Category Archives: Bridges

A structure carrying a road, path, railway, etc., across a stream, river, ravine, road, railway, etc

Problems with the approaches to the Whyke roundabout A27 Pedestrian and Cycle Bridge

Alan Carn, Co-Chair Whyke Residents Association explains

At last we have the prospect of a safe crossing of the A27 at the Whyke roundabout.

The new bridge is in place and the approach steps and ramps appear to be in an advanced state of preparation. Highways have done what they were tasked to do, and the design (in my opinion as a long time teacher of Design) is quite pleasing and elegant.

The A27 problem has been solved, but unfortunately not the attendant problems of the B2145 (Whyke Road and Hunston Road).

Approaching the new bridge from Whyke Road, a pavement takes the pedestrian towards the A27 on the west side, but stops some 50 yards from the roundabout. Here it is necessary to cross Whyke Road in order to continue on the pavement which connects to the roundabout on the east side. At the roundabout it is necessary to cross to the west side again to access the new bridge. Drivers leaving the A27 and heading into town often seem not to appreciate that they are entering a 30 mph zone, and often exceed the limit, at just the points where pedestrians would be obliged to cross.

The Council are looking into the problem, but is seems unlikely that a solution will be in place when the new bridge is scheduled to open, or for some time after.

A similar problem exists on the Hunston Road side. The pavement on the West side connects directly to the bridge, but runs out a short distance from the roundabout.

To continue south, it is necessary to cross the road in order to pick up the pavement to Chichester Lakes, but at the entry point to the lakes, the pavement ends, and further progress towards Hunston is at the mercy of the traffic.

Crossing the Hunston Road at any point near to the roundabout is hazardous as the sight lines are restricted and the speed limit is an astonishing 50 mph!

There are other safe ways of accessing the bridge from the town side, but these are circuitous and not obvious. Similarly, there is a footpath to Hunston which crosses the fields behind the old Carmelite Convent and emerges by Canal Corner. Again not particularly obvious and no help to people wishing to visit the lakes or walk or cycle to The Mundhams.

Received 23 Jan 2017

Via Ravenna Underpass Mural Restoration

Via Ravenna mural, North side with Chichester Cathedral Via Ravenna mural North side with the Festival Theatre

Older city residents still remember the days when cows used to graze right up to the city walls.

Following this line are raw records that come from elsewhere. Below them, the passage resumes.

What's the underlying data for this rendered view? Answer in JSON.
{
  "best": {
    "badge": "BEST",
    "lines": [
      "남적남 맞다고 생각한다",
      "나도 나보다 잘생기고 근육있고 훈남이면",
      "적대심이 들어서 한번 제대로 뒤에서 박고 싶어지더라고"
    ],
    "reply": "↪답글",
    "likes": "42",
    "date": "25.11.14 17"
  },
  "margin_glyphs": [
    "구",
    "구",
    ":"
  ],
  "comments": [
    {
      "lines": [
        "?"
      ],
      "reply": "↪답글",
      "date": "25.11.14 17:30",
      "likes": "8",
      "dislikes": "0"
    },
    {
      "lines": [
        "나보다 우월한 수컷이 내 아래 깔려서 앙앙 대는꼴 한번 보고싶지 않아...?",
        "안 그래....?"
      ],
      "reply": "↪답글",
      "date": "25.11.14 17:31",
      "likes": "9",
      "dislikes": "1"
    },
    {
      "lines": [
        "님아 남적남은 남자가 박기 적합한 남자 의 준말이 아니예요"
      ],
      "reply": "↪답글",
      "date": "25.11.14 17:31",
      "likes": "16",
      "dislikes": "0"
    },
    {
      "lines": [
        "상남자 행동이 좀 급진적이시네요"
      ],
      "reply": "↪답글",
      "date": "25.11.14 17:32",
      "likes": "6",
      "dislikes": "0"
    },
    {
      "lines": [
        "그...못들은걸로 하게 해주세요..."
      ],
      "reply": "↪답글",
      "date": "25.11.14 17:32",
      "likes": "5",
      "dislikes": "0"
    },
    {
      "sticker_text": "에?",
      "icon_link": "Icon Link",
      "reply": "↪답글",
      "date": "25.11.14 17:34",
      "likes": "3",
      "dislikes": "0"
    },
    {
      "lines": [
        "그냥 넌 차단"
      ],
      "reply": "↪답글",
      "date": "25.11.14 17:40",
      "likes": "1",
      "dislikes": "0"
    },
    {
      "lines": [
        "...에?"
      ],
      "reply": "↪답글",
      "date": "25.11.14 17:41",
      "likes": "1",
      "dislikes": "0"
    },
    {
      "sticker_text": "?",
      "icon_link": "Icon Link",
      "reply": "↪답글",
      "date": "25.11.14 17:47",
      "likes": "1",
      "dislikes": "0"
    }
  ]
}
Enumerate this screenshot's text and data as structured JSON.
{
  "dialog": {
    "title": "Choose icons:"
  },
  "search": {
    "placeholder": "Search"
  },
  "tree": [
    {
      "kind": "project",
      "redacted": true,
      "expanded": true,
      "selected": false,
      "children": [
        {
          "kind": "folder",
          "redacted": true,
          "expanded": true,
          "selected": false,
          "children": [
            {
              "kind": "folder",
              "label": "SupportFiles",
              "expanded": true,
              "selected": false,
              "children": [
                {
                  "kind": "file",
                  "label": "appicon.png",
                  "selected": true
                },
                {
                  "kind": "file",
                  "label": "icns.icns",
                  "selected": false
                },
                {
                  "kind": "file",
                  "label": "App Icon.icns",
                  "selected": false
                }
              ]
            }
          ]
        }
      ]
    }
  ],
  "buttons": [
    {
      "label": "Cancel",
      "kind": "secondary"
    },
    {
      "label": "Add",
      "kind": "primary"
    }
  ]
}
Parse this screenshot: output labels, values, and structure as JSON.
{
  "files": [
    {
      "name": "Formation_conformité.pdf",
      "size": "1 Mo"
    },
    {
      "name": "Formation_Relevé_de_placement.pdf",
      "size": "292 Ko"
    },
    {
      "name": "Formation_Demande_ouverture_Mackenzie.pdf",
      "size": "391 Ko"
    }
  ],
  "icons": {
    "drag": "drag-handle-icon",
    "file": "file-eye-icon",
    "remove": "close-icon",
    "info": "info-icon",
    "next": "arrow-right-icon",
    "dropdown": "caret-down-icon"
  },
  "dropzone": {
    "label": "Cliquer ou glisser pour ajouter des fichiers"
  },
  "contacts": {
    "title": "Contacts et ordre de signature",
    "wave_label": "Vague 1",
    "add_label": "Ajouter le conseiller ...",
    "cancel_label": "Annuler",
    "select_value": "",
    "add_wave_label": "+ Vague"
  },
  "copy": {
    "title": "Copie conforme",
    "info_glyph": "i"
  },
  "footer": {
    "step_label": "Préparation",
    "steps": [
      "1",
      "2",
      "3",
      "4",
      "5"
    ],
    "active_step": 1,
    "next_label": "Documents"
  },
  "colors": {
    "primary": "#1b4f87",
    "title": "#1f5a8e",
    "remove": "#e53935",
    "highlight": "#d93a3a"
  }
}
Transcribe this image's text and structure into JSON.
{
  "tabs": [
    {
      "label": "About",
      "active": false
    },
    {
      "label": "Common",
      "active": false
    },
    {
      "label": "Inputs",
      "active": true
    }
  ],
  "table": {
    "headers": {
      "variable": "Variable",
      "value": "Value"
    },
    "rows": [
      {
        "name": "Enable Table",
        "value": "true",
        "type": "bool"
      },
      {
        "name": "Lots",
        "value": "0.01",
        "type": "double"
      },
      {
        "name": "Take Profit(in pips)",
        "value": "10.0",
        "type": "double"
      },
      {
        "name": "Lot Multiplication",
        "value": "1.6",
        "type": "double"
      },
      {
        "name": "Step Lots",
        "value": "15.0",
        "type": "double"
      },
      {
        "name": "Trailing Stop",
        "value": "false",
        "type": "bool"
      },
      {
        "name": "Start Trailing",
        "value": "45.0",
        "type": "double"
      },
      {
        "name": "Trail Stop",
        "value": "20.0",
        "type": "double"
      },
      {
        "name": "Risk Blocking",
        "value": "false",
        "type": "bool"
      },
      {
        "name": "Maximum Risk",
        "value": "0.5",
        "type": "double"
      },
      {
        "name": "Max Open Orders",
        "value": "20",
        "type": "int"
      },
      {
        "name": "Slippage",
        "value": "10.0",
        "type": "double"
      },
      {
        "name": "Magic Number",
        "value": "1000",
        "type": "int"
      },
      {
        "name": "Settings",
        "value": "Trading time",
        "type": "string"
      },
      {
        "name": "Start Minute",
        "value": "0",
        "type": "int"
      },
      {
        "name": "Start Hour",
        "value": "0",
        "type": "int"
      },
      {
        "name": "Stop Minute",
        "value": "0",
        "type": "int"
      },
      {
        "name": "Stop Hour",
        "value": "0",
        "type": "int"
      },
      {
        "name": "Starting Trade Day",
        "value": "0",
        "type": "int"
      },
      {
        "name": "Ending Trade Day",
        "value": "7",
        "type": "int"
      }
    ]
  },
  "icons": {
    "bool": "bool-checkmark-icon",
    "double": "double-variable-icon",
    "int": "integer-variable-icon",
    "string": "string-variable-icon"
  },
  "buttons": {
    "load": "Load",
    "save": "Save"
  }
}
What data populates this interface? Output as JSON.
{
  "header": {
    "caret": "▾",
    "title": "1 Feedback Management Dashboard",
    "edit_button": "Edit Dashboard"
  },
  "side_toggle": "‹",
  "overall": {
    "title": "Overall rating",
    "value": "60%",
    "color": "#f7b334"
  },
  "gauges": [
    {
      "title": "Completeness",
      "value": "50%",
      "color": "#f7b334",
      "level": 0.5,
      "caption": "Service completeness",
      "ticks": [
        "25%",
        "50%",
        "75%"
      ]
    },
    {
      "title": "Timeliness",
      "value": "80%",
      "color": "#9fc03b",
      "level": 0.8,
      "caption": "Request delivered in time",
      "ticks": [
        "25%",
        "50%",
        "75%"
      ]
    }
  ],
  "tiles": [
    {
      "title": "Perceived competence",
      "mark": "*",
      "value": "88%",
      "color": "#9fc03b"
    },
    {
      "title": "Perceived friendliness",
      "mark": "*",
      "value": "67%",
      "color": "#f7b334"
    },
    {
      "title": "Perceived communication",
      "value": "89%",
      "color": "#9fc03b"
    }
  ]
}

All that changed, however, nearly 30 years ago in the 1980s when someone followed the “wisdom” of the time and ran a road through Westgate Fields.

The road, in its turn, required an underpass in order to keep the pedestrian link which connects, notably, Chichester College and the railway station and sees hundreds of students each day, not to mention all those Waitrose shoppers too.

And if an underpass is to be attractive, it needs to be more than a concrete tunnel. So a competition was launched to design a set of murals. This was rather fittingly won by a Chichester College student, Victor Hang, whose vision was completed in early 1987.

Nearly thirty years on, the underpass was very much showing its age. So in 2012 we started working to get the pass spruced up again, hopefully in time to form part of the Society’s own 40th anniversary celebrations in 2013.

Via Ravenna mural South side with marine views

The first essential was to commission a survey, and the Society was fortunate to obtain the services of Katey Corder, a conservator of international standing specialising in murals and walls paintings. Her report informed the Society’s bid to West Sussex County Council for a grant to fund the works. The County accepted our proposals and awarded the grant. We then appointed Mark Lewis and his team at Art and Soul Traders whose colourful murals are illustrated here.

As it turned out, the project overshot our target by a year, but painting work did finish in mid July 2014, and on 30 July 2014 we had a small gathering to celebrate the completion of the work. We were particularly pleased to be joined by Clare Smith and Debbie Burford, landscape architects who had been very active in helping progress the original project all those years ago.

Wall plaque